  • And observed that mere acceptance of the landlord after the expiry of the period of lease would not amount to waiver of the termination of lease.
  • Disappointed by the judgement again, the defendant filed a special provision in the Supreme Court.

Important Provisions

Section 106 of the TP Act - The primary contention in the matter was the applicability of section 106 of the ToP Act, which provides that where there is no written contract for the lease of immovable property, not being leased for agricultural or manufacturing purposes, the period of the lease shall be deemed to be from month to month and terminable by 15 (fifteen) days’ notice. The contention of the petitioner-lessee before the Small Causes Court was that no valid notice was served by the respondent-lessor as per this provision. Based on the aforesaid, the Small Causes Court ruled in favour of the petitioner-lessee. However, based on the aforementioned evidence evaluation, the High Court determined that the lease in this case stood determined by virtue of section 111(a) of the ToP Act, which provides that a lease may come to an end by efflux of time limited therein.

The Supreme Court, in the Special Leave Petition, took note of the contention of the petitioner-lessee that after the expiry of the period of the last lease agreement, the petitioner-lessee was continuing as a tenant in sufferance and had paid the rent till the date of the filing of the suit for ejectment.


The tenant observed that there was no legal termination of the lease as against the landlord’s eviction claim under section 106 of the TP Act 1882. The contention being dismissed by the trail court, the plaintiff-revision petition filed under Section 18 of the Karnataka Small Cause Courts Act, the Karnataka High Court held that, under Section 111(a) of the Act, the lease would be determined by the passage of time and that, in such circumstances, notice of termination under Section 106 of the Act was not required. Further a petition was filed in the SC. The SC held that the order that was passed by the High Court in exercise of its power of revision under Section 18 of the Karnataka Small Cause Courts Act was impugned. The Supreme Court stated that it needs no reiteration that another view is possible based on the evidence on record can be no ground for the High Court to interfere with an order of court(s) below in exercise of its revisional jurisdiction.

Issues Raised

  • Whether the mere acceptance of the rent by the landlord after the expiry of the period of lease would amount to waiver of the termination of lease.

Judgement Analysis

  • The Supreme court has appreciated the reiteration of the High Court, based on the precedents relied upon by the High Court, that mere acceptance of the rent does not amount to a waiver of the termination of the tenancy.
  • The Supreme court allowed the request of the petitioner-lessee for a grant of a period of six months to vacate the premises of the shop and also to hand over any property authorised to the respondent.
  • An affidavit to pay the arrears of rent at the rate of INR 1400 per month was decided by the court as a subject to the extension granted.
  • Accordingly, the Supreme Court upheld the decision of the High Court and dismissed the Special Leave Petition for being devoid of merit.


Any grey area in law can become a complicated situation eventually specially in unspecified contracts.

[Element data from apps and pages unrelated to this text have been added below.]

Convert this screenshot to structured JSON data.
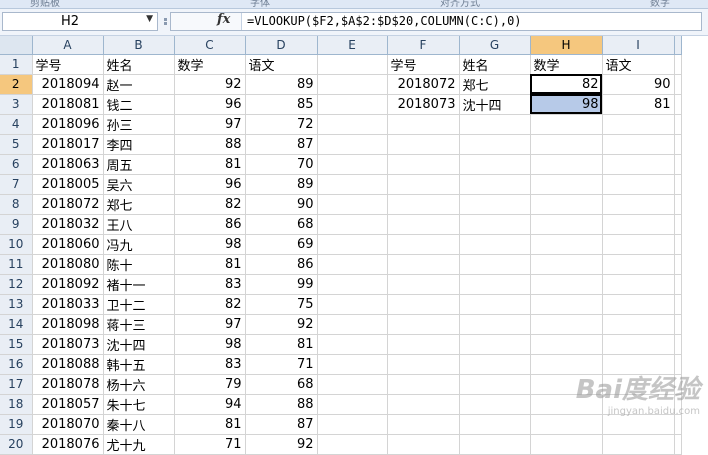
{
  "ribbon": [
    "剪贴板",
    "字体",
    "对齐方式",
    "数字"
  ],
  "name_box": "H2",
  "fx_symbol": "fx",
  "formula": "=VLOOKUP($F2,$A$2:$D$20,COLUMN(C:C),0)",
  "columns": [
    "A",
    "B",
    "C",
    "D",
    "E",
    "F",
    "G",
    "H",
    "I"
  ],
  "active_cell": "H2",
  "rows": [
    [
      "学号",
      "姓名",
      "数学",
      "语文",
      "",
      "学号",
      "姓名",
      "数学",
      "语文"
    ],
    [
      "2018094",
      "赵一",
      "92",
      "89",
      "",
      "2018072",
      "郑七",
      "82",
      "90"
    ],
    [
      "2018081",
      "钱二",
      "96",
      "85",
      "",
      "2018073",
      "沈十四",
      "98",
      "81"
    ],
    [
      "2018096",
      "孙三",
      "97",
      "72",
      "",
      "",
      "",
      "",
      ""
    ],
    [
      "2018017",
      "李四",
      "88",
      "87",
      "",
      "",
      "",
      "",
      ""
    ],
    [
      "2018063",
      "周五",
      "81",
      "70",
      "",
      "",
      "",
      "",
      ""
    ],
    [
      "2018005",
      "吴六",
      "96",
      "89",
      "",
      "",
      "",
      "",
      ""
    ],
    [
      "2018072",
      "郑七",
      "82",
      "90",
      "",
      "",
      "",
      "",
      ""
    ],
    [
      "2018032",
      "王八",
      "86",
      "68",
      "",
      "",
      "",
      "",
      ""
    ],
    [
      "2018060",
      "冯九",
      "98",
      "69",
      "",
      "",
      "",
      "",
      ""
    ],
    [
      "2018080",
      "陈十",
      "81",
      "86",
      "",
      "",
      "",
      "",
      ""
    ],
    [
      "2018092",
      "褚十一",
      "83",
      "99",
      "",
      "",
      "",
      "",
      ""
    ],
    [
      "2018033",
      "卫十二",
      "82",
      "75",
      "",
      "",
      "",
      "",
      ""
    ],
    [
      "2018098",
      "蒋十三",
      "97",
      "92",
      "",
      "",
      "",
      "",
      ""
    ],
    [
      "2018073",
      "沈十四",
      "98",
      "81",
      "",
      "",
      "",
      "",
      ""
    ],
    [
      "2018088",
      "韩十五",
      "83",
      "71",
      "",
      "",
      "",
      "",
      ""
    ],
    [
      "2018078",
      "杨十六",
      "79",
      "68",
      "",
      "",
      "",
      "",
      ""
    ],
    [
      "2018057",
      "朱十七",
      "94",
      "88",
      "",
      "",
      "",
      "",
      ""
    ],
    [
      "2018070",
      "秦十八",
      "81",
      "87",
      "",
      "",
      "",
      "",
      ""
    ],
    [
      "2018076",
      "尤十九",
      "71",
      "92",
      "",
      "",
      "",
      "",
      ""
    ]
  ],
  "watermark": {
    "brand": "Bai度经验",
    "url": "jingyan.baidu.com"
  }
}
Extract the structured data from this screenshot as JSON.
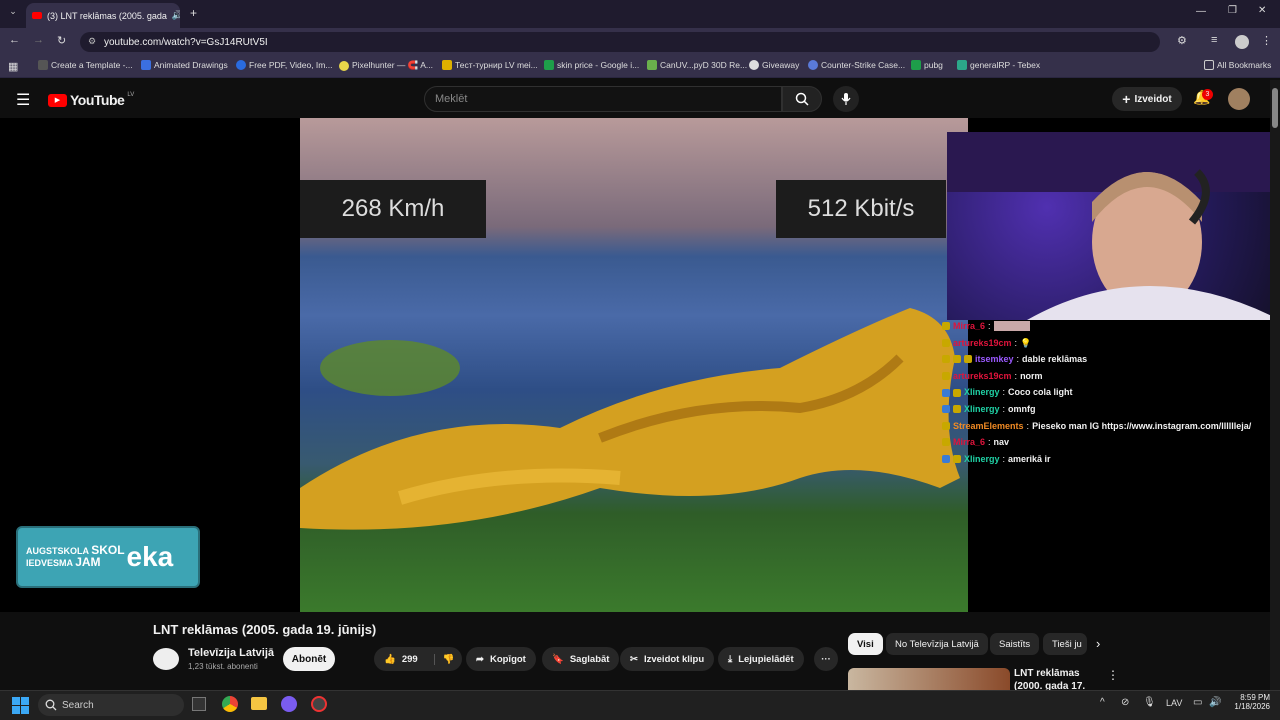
{
  "browser": {
    "tab_title": "(3) LNT reklāmas (2005. gada",
    "url": "youtube.com/watch?v=GsJ14RUtV5I",
    "bookmarks": [
      "Create a Template -...",
      "Animated Drawings",
      "Free PDF, Video, Im...",
      "Pixelhunter — 🧲 A...",
      "Тест-турнир LV mei...",
      "skin price - Google i...",
      "CanUV...pyD 30D Re...",
      "Giveaway",
      "Counter-Strike Case...",
      "pubg",
      "generalRP - Tebex"
    ],
    "all_bookmarks": "All Bookmarks"
  },
  "youtube": {
    "logo": "YouTube",
    "region": "LV",
    "search_placeholder": "Meklēt",
    "create_label": "Izveidot",
    "notif_count": "3"
  },
  "video": {
    "hud_left": "268 Km/h",
    "hud_right": "512 Kbit/s",
    "overlay_text_1": "AUGSTSKOLA",
    "overlay_text_2": "IEDVESMA",
    "overlay_text_3": "SKOL",
    "overlay_text_4": "JAM",
    "overlay_text_5": "eka"
  },
  "chat": [
    {
      "user": "Mirra_6",
      "msg": "",
      "color": "#e0143c"
    },
    {
      "user": "artureks19cm",
      "msg": "💡",
      "color": "#e0143c"
    },
    {
      "user": "itsemkey",
      "msg": "dable reklāmas",
      "color": "#9b59ff"
    },
    {
      "user": "artureks19cm",
      "msg": "norm",
      "color": "#e0143c"
    },
    {
      "user": "Xlinergy",
      "msg": "Coco cola light",
      "color": "#1fd1a5"
    },
    {
      "user": "Xlinergy",
      "msg": "omnfg",
      "color": "#1fd1a5"
    },
    {
      "user": "StreamElements",
      "msg": "Pieseko man IG https://www.instagram.com/lllllleja/",
      "color": "#f08a24"
    },
    {
      "user": "Mirra_6",
      "msg": "nav",
      "color": "#e0143c"
    },
    {
      "user": "Xlinergy",
      "msg": "amerikā ir",
      "color": "#1fd1a5"
    }
  ],
  "info": {
    "title": "LNT reklāmas (2005. gada 19. jūnijs)",
    "channel": "Televīzija Latvijā",
    "subs": "1,23 tūkst. abonenti",
    "subscribe": "Abonēt",
    "likes": "299",
    "share": "Kopīgot",
    "save": "Saglabāt",
    "clip": "Izveidot klipu",
    "download": "Lejupielādēt"
  },
  "chips": [
    "Visi",
    "No Televīzija Latvijā",
    "Saistīts",
    "Tieši ju"
  ],
  "reco": {
    "title_1": "LNT reklāmas",
    "title_2": "(2000. gada 17."
  },
  "taskbar": {
    "search": "Search",
    "lang": "LAV",
    "time": "8:59 PM",
    "date": "1/18/2026"
  }
}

The facts of the case clearly show that the absence of such agreed timelines can further trigger disputes between the parties. The non-waiver of termination by the supreme court captures the duration of lease must be very clear in the agreements.

Learn the practical aspects of CrPC HERE, CPC HERE, IPC HERE, Evidence Act HERE, Family Laws HERE, DV Act HERE

"Loved reading this piece by Krisha Mehta?
Join LAWyersClubIndia's network for daily News Updates, Judgment Summaries, Articles, Forum Threads, Online Law Courses, and MUCH MORE!!"

Published in Others
Views : 605


Post a Suggestion for LCI Team
Post a Legal Query